→ The task: Show every line of the data that contains the string "here".

Saved entries

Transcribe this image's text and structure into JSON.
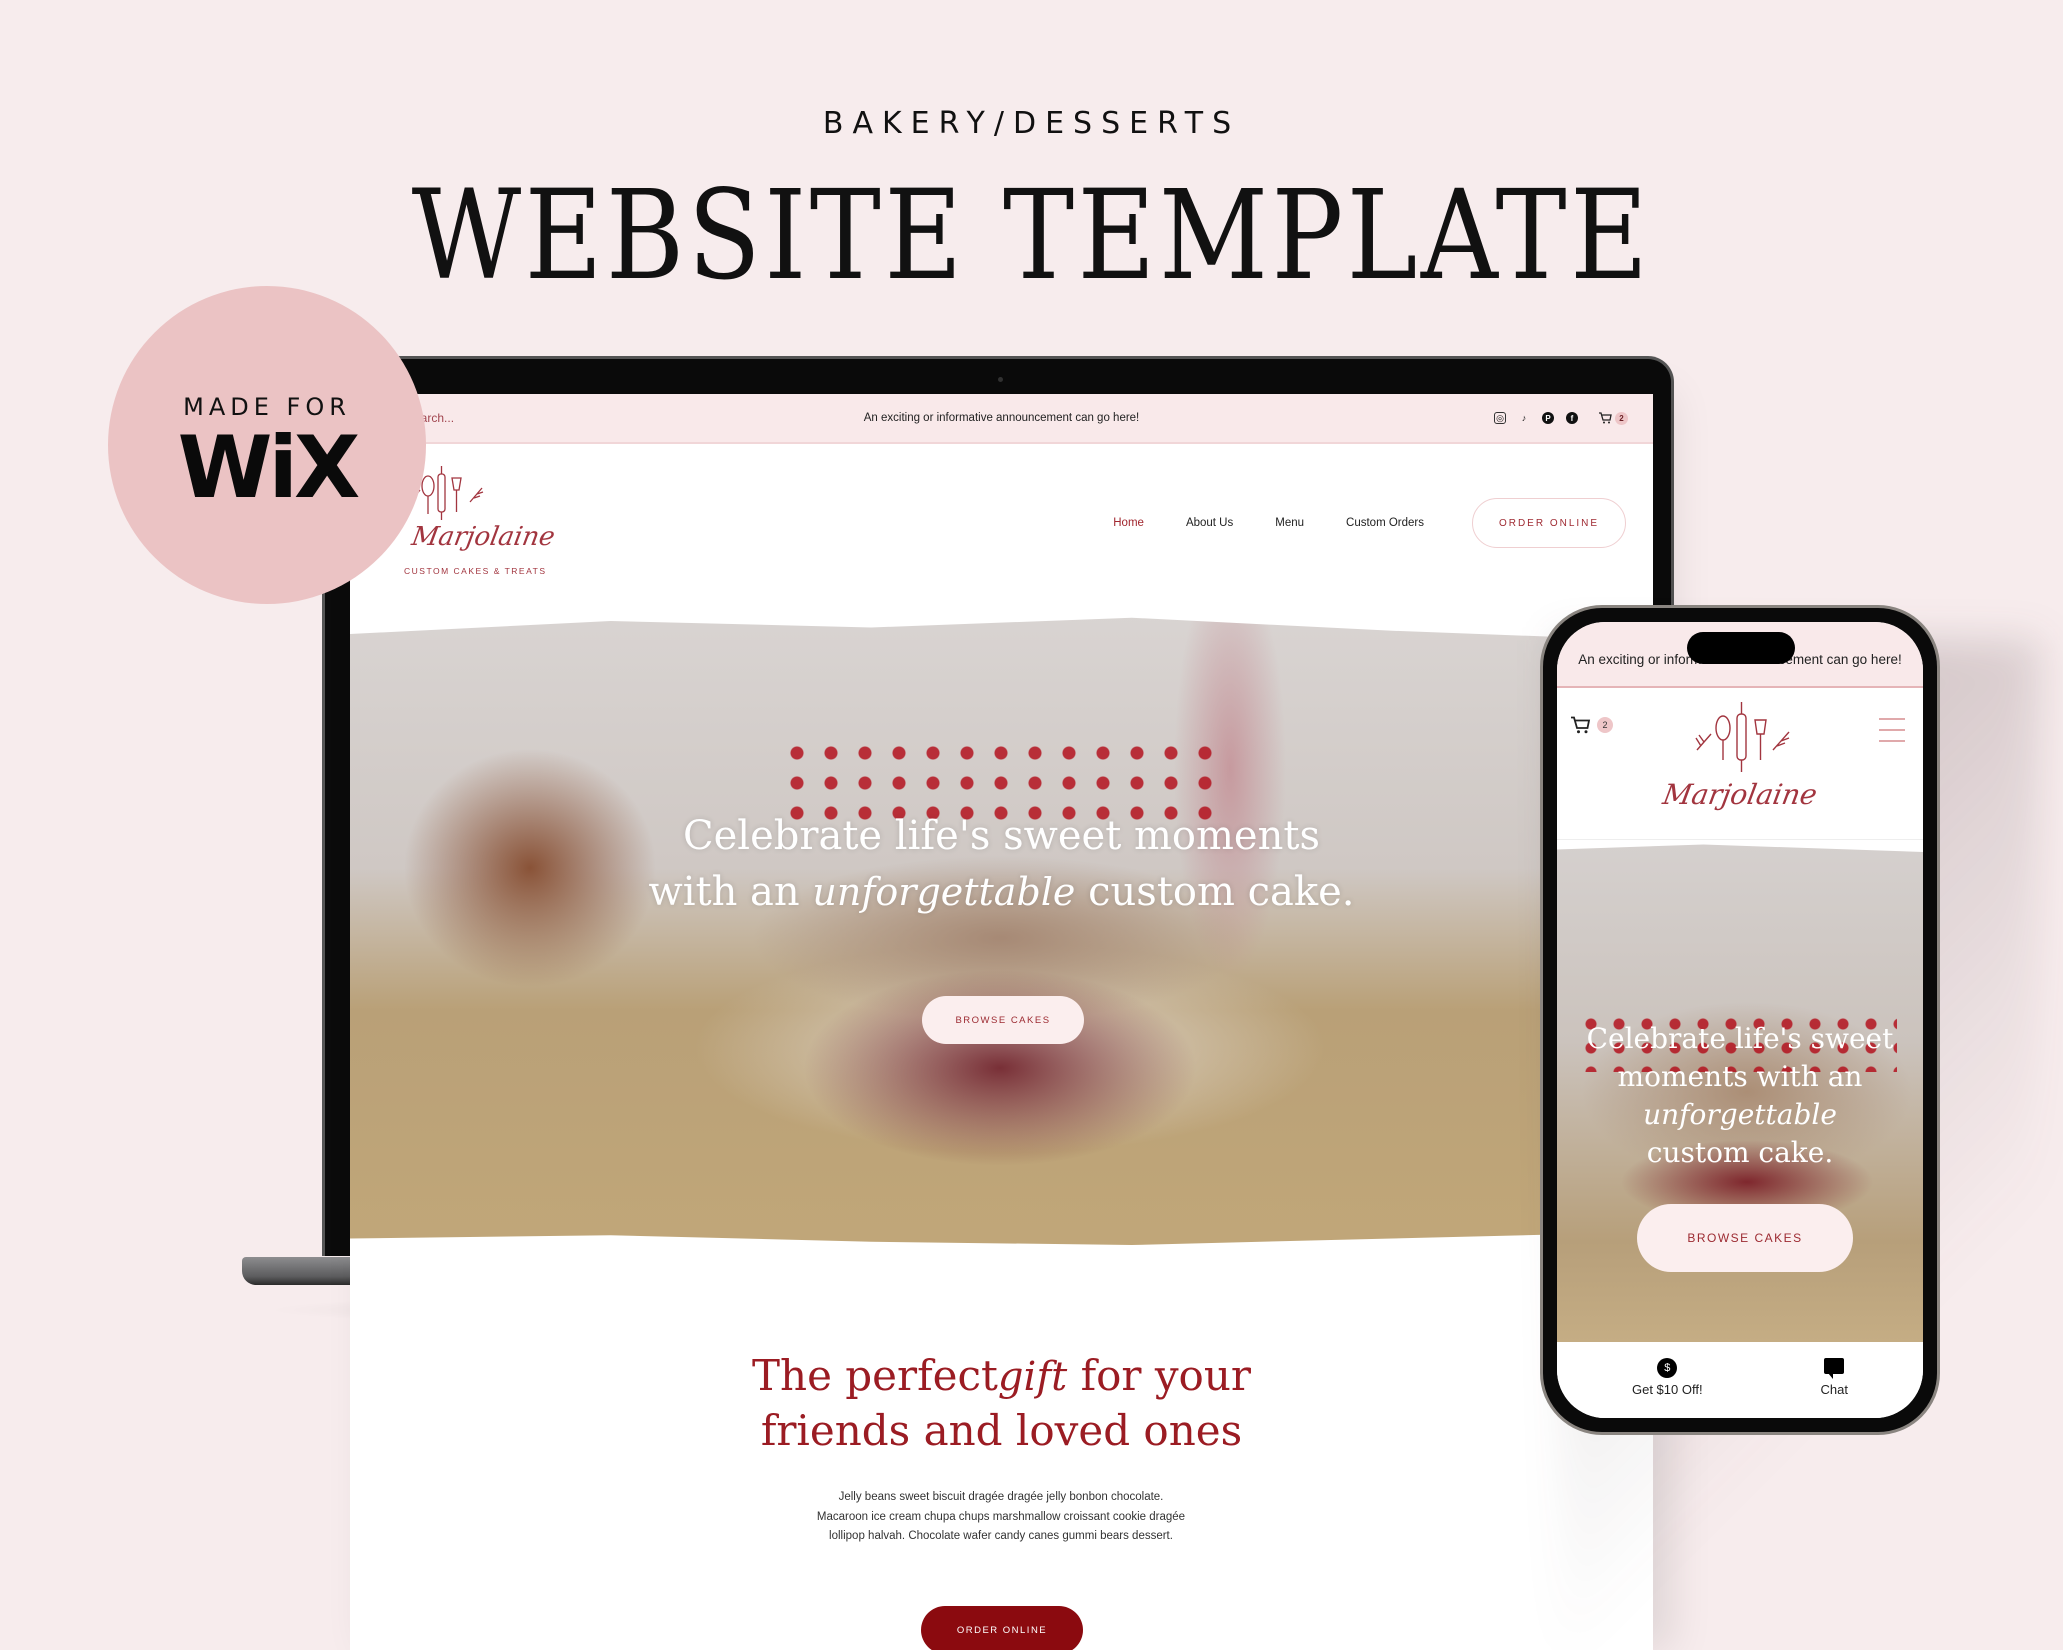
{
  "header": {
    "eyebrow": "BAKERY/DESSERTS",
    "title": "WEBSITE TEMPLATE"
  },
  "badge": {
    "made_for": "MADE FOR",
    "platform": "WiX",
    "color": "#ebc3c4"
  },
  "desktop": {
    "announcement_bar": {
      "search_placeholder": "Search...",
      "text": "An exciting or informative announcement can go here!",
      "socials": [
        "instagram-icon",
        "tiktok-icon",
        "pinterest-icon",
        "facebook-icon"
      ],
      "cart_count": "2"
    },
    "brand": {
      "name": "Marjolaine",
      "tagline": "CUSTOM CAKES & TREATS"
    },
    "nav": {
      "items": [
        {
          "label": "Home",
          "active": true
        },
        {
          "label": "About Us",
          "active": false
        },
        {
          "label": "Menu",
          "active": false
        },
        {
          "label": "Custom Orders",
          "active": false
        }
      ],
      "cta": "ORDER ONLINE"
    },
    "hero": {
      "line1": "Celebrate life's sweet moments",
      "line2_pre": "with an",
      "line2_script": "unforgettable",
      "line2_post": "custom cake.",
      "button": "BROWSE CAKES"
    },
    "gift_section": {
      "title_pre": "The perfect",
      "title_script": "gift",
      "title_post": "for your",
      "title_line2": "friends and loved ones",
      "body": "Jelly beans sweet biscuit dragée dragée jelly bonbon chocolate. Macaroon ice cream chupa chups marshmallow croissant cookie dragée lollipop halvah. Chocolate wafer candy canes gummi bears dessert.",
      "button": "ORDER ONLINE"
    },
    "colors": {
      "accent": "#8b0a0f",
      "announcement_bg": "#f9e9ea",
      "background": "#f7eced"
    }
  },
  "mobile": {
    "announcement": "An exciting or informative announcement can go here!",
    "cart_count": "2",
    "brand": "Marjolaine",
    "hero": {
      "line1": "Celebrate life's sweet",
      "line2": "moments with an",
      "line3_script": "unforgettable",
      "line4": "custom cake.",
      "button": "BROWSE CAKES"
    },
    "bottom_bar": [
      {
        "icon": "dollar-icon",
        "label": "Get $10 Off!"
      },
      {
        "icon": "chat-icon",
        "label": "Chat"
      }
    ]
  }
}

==

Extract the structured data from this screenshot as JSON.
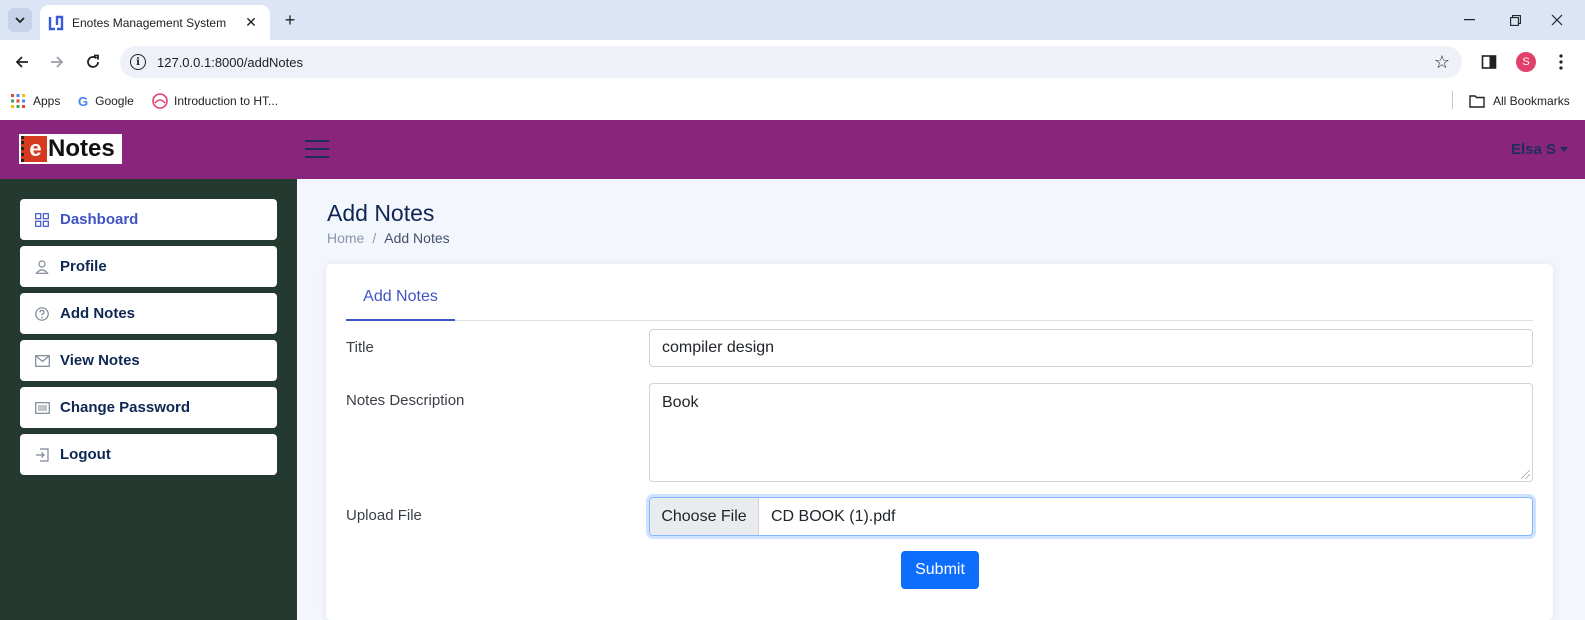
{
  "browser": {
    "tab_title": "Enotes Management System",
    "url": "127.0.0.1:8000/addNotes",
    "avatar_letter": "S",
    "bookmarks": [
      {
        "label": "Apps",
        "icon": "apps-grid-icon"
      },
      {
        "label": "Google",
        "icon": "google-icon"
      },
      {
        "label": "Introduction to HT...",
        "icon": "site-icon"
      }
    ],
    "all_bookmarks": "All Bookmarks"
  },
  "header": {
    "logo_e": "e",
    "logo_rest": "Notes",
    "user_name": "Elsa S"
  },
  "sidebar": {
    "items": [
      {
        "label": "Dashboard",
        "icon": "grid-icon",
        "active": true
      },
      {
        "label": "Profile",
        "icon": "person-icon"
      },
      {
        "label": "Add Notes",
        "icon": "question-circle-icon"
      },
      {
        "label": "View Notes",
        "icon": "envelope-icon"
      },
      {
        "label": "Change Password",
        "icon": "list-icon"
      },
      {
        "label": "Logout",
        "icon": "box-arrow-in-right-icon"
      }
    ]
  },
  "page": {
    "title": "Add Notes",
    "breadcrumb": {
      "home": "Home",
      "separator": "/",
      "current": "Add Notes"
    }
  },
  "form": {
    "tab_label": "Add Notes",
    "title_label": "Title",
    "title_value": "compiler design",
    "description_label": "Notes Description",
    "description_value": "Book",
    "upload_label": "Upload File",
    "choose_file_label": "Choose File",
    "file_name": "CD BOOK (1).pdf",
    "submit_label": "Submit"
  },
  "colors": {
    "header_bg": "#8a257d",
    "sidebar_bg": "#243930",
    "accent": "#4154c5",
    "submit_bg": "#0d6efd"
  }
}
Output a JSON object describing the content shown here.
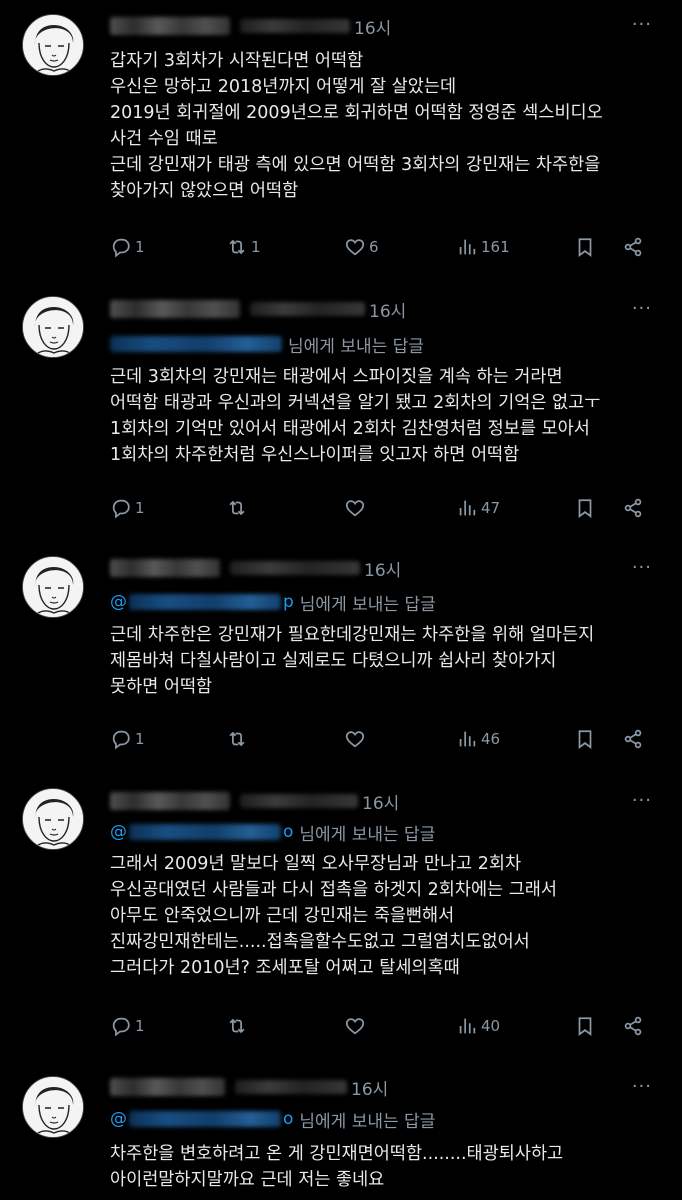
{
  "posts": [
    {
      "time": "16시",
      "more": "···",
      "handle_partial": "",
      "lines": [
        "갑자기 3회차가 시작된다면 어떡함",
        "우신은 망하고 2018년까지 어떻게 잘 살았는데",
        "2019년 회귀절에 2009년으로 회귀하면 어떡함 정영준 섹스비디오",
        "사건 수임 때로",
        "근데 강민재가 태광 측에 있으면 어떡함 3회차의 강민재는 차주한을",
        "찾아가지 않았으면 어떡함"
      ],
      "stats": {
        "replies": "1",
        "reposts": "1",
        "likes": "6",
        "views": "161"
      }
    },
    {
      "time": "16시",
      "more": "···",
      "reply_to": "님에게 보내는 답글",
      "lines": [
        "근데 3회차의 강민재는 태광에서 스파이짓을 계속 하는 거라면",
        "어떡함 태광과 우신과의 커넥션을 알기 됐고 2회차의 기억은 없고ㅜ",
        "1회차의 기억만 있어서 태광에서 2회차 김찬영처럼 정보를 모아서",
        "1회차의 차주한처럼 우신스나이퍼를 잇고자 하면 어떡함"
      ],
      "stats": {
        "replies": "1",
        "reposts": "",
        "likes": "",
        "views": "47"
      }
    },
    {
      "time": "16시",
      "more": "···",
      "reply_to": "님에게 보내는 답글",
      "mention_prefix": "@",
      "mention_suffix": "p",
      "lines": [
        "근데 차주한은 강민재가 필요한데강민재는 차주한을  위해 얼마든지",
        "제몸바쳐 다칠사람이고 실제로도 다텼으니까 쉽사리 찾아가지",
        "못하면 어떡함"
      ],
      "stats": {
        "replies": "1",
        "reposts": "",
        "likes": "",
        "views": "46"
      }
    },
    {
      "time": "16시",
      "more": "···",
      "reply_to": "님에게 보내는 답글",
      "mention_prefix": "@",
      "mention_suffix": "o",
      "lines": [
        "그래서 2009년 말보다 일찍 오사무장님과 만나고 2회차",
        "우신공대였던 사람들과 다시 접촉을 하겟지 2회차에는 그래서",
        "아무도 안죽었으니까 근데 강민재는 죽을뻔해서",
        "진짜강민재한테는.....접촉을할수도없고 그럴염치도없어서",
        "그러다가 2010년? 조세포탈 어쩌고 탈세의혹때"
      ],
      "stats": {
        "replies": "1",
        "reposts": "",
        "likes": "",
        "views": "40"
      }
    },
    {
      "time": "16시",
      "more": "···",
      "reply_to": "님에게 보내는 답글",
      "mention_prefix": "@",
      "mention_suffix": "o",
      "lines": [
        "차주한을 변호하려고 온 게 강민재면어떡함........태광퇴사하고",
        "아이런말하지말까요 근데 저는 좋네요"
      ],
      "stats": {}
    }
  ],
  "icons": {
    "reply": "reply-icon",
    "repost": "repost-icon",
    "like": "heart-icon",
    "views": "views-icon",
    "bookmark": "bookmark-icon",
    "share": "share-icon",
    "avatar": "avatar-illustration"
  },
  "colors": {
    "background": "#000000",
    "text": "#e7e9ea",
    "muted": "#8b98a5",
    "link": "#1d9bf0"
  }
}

→ Task output:
      "text": "An exciting or informative announcement can go here!",
    "announcement": "An exciting or informative announcement can go here!",
Output a JSON object describing the content shown here.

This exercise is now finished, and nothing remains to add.